=== Supplied records ===

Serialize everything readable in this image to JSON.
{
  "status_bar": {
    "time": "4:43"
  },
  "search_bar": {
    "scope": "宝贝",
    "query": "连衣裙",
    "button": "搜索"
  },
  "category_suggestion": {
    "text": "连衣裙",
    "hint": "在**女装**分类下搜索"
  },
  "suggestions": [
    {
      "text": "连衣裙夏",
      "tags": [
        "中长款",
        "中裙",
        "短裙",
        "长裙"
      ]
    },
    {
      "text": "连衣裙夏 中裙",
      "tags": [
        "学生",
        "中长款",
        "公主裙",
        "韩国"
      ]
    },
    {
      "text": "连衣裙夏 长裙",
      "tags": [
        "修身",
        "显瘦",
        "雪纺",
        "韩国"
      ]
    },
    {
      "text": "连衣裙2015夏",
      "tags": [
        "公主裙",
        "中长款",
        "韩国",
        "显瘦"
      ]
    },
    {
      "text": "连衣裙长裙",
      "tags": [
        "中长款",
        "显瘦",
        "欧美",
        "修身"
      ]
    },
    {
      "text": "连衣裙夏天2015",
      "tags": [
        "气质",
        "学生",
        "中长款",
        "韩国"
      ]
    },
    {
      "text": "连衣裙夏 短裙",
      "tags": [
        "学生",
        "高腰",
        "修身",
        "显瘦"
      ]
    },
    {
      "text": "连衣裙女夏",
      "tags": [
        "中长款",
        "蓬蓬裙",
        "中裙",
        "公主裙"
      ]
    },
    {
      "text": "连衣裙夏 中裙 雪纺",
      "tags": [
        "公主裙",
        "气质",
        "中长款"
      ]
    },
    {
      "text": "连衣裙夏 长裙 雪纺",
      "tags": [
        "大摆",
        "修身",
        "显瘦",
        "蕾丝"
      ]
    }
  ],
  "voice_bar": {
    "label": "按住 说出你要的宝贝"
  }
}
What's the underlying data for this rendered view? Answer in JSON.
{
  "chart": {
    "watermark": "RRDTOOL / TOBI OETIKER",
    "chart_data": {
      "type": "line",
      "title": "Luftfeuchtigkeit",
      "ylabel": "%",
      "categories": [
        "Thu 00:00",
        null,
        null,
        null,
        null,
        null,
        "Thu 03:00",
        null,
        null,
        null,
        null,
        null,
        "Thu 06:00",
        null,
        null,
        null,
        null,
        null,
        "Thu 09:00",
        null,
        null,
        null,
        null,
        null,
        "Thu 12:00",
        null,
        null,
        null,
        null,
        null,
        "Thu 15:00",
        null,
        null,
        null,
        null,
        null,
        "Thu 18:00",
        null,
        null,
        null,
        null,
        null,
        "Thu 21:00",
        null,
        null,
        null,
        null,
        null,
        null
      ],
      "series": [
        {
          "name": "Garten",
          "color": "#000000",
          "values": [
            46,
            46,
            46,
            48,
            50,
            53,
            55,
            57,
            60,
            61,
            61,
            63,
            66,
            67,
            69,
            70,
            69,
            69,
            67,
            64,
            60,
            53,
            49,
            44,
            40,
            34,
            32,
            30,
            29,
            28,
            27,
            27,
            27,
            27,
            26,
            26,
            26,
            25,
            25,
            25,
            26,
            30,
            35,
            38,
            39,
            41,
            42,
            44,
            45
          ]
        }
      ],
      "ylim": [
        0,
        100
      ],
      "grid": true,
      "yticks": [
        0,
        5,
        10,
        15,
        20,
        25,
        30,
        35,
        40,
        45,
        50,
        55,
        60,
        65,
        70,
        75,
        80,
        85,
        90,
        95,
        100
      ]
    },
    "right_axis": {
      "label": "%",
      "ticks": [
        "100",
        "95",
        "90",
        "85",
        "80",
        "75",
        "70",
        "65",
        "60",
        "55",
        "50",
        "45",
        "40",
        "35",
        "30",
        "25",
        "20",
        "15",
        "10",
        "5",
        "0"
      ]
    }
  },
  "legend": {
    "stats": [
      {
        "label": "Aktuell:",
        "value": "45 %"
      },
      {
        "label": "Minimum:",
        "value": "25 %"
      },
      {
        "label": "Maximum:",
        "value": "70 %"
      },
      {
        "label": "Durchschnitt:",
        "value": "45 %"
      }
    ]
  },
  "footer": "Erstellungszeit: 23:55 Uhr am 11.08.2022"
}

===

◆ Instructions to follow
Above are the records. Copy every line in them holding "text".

◆ Solved problem
    "text": "连衣裙",
      "text": "连衣裙夏",
      "text": "连衣裙夏 中裙",
      "text": "连衣裙夏 长裙",
      "text": "连衣裙2015夏",
      "text": "连衣裙长裙",
      "text": "连衣裙夏天2015",
      "text": "连衣裙夏 短裙",
      "text": "连衣裙女夏",
      "text": "连衣裙夏 中裙 雪纺",
      "text": "连衣裙夏 长裙 雪纺",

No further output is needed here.